I agree that Felicity was, very much, like Hetty, not to mention young Felicity was more than a bit of a snob. However, I disagree that Gus was better suited to Sara.
Actually, I think it would've been even harder to win Sara than it was for him to win Felicity.
For one thing, even though Hetty cared for Gus a lot, she's still a control freak and a micromanager. She'd have a massive say-so in whom Sara chose to marry, IMO. So would Sara's Nanny Louisa, who can be just as controlling, and I seriously doubt she would approve of Sara marrying someone well below her station. Remember the era in which they lived. In reality, very few women married for love at the time; they generally married someone of an equal or higher status, someone with a respectable position in their community. (This is why LMM never married the person most scholars believe was her one true love, Herman Laird. As a farmer, he wasn't considered respectable enough.) Nanny Louisa would insist on Sara marrying someone who could manage her money well, preferably someone equally well-off. No way in that town in Michigan would she approve of Sara marrying a poor lighthouse keeper/hotel busboy. She freaked out over seeing Sara with Arthur (even though they weren't doing anything inappropriate), ffs!
Meanwhile, while Gus could take care of her heart, I don't know if he could handle her finances. (I have the same issue with Booth.) Plus, if you think he's out of place working in a posh hotel? IMO, place him in proper high society and he really would be a fish out of water, even if Sara helped him to adjust. It also seems to me he didn't really care for it that much anyway, after dealing with those sorts of guests at the hotel.
Plus, I think it would ruin his and Sara's friendship.
I think the "horrid pipe" comment was tongue-in-cheek more than anything else. I don't think Felicity meant any harm by it, not to mention she probably didn't think he could hear her.

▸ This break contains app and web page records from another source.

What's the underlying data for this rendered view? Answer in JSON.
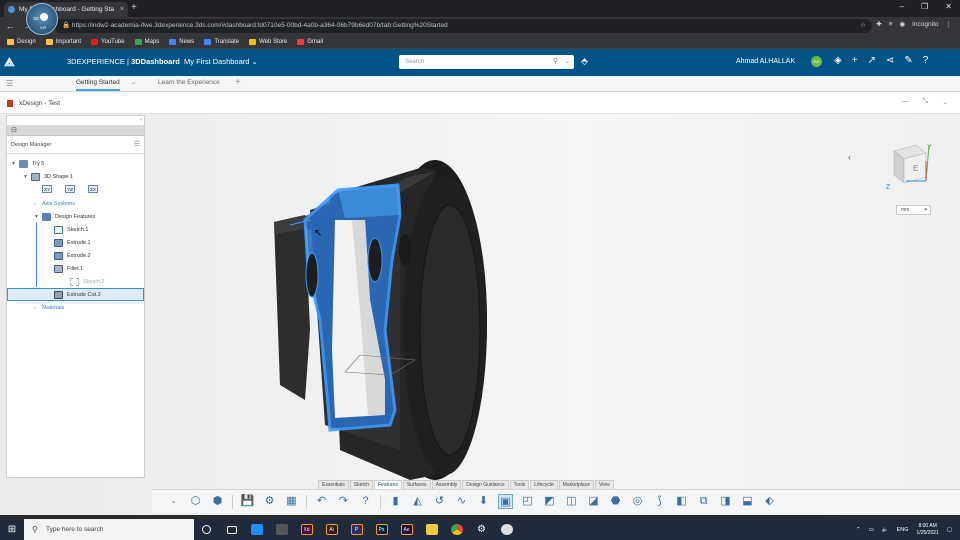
{
  "browser": {
    "tab_title": "My First Dashboard - Getting Sta",
    "tab_close": "×",
    "new_tab": "+",
    "url": "https://indw2-academia-ifwe.3dexperience.3ds.com/#dashboard:fd0710e5-00bd-4a0b-a364-06b79b6ed07b/tab:Getting%20Started",
    "profile_label": "Incognito",
    "bookmarks": [
      {
        "label": "Design",
        "color": "#f6c343"
      },
      {
        "label": "Important",
        "color": "#f6c343"
      },
      {
        "label": "YouTube",
        "color": "#e62117"
      },
      {
        "label": "Maps",
        "color": "#34a853"
      },
      {
        "label": "News",
        "color": "#4285f4"
      },
      {
        "label": "Translate",
        "color": "#4285f4"
      },
      {
        "label": "Web Store",
        "color": "#fbbc05"
      },
      {
        "label": "Gmail",
        "color": "#ea4335"
      }
    ]
  },
  "app": {
    "brand_prefix": "3DEXPERIENCE | ",
    "brand_app": "3DDashboard",
    "dashboard_name": "My First Dashboard",
    "search_placeholder": "Search",
    "user_name": "Ahmad ALHALLAK",
    "user_initials": "AA",
    "compass_label": "3D",
    "compass_vr": "V,R"
  },
  "dashboard_tabs": [
    {
      "label": "Getting Started",
      "active": true
    },
    {
      "label": "Learn the Experience",
      "active": false
    }
  ],
  "app_title": "xDesign - Test",
  "design_manager": {
    "title": "Design Manager",
    "axis_labels": [
      "XY",
      "YZ",
      "ZX"
    ],
    "tree": {
      "root": "Try 5",
      "shape": "3D Shape 1",
      "axis_systems": "Axis Systems",
      "design_features": "Design Features",
      "features": [
        "Sketch.1",
        "Extrude.1",
        "Extrude.2",
        "Fillet.1",
        "Sketch.2",
        "Extrude Cut.3"
      ],
      "materials": "Materials"
    }
  },
  "units": {
    "selected": "mm"
  },
  "action_bar": {
    "tabs": [
      "Essentials",
      "Sketch",
      "Features",
      "Surfaces",
      "Assembly",
      "Design Guidance",
      "Tools",
      "Lifecycle",
      "Marketplace",
      "View"
    ],
    "active_tab": "Features"
  },
  "taskbar": {
    "search_placeholder": "Type here to search",
    "apps": [
      {
        "name": "xd",
        "label": "Xd",
        "color": "#470137"
      },
      {
        "name": "ai",
        "label": "Ai",
        "color": "#331c00"
      },
      {
        "name": "ps-like",
        "label": "P",
        "color": "#2b2b6b"
      },
      {
        "name": "ps",
        "label": "Ps",
        "color": "#001d34"
      },
      {
        "name": "ae",
        "label": "Ae",
        "color": "#1f0040"
      }
    ],
    "lang": "ENG",
    "time": "8:00 AM",
    "date": "1/25/2021"
  },
  "colors": {
    "brand": "#005386",
    "accent": "#42a2da",
    "selection": "#3a8ee6"
  }
}
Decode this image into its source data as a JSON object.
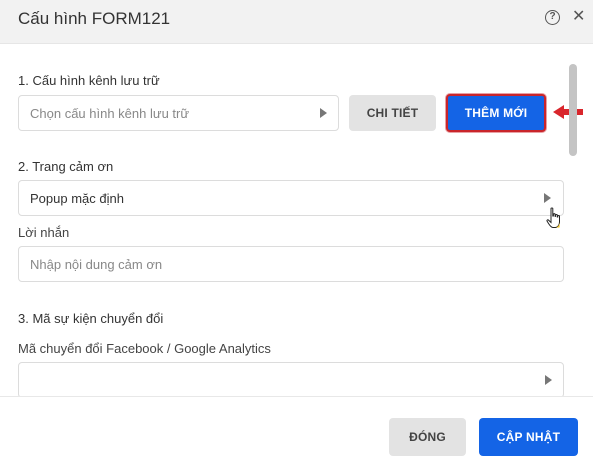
{
  "modal": {
    "title": "Cấu hình FORM121",
    "help_icon": "question-circle-icon",
    "close_icon": "close-icon"
  },
  "section1": {
    "title": "1. Cấu hình kênh lưu trữ",
    "select_placeholder": "Chọn cấu hình kênh lưu trữ",
    "detail_button": "CHI TIẾT",
    "new_button": "THÊM MỚI"
  },
  "section2": {
    "title": "2. Trang cảm ơn",
    "select_value": "Popup mặc định",
    "message_label": "Lời nhắn",
    "message_placeholder": "Nhập nội dung cảm ơn"
  },
  "section3": {
    "title": "3. Mã sự kiện chuyển đổi",
    "tracking_label": "Mã chuyển đổi Facebook / Google Analytics"
  },
  "footer": {
    "close_button": "ĐÓNG",
    "update_button": "CẬP NHẬT"
  },
  "colors": {
    "primary": "#1464e6",
    "highlight": "#d9262c",
    "header_bg": "#f2f2f2"
  }
}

The show keeps referring to Gus' intelligence, but they never gave him a place to show it or profit from it as he aged into an adult.
This I agree with.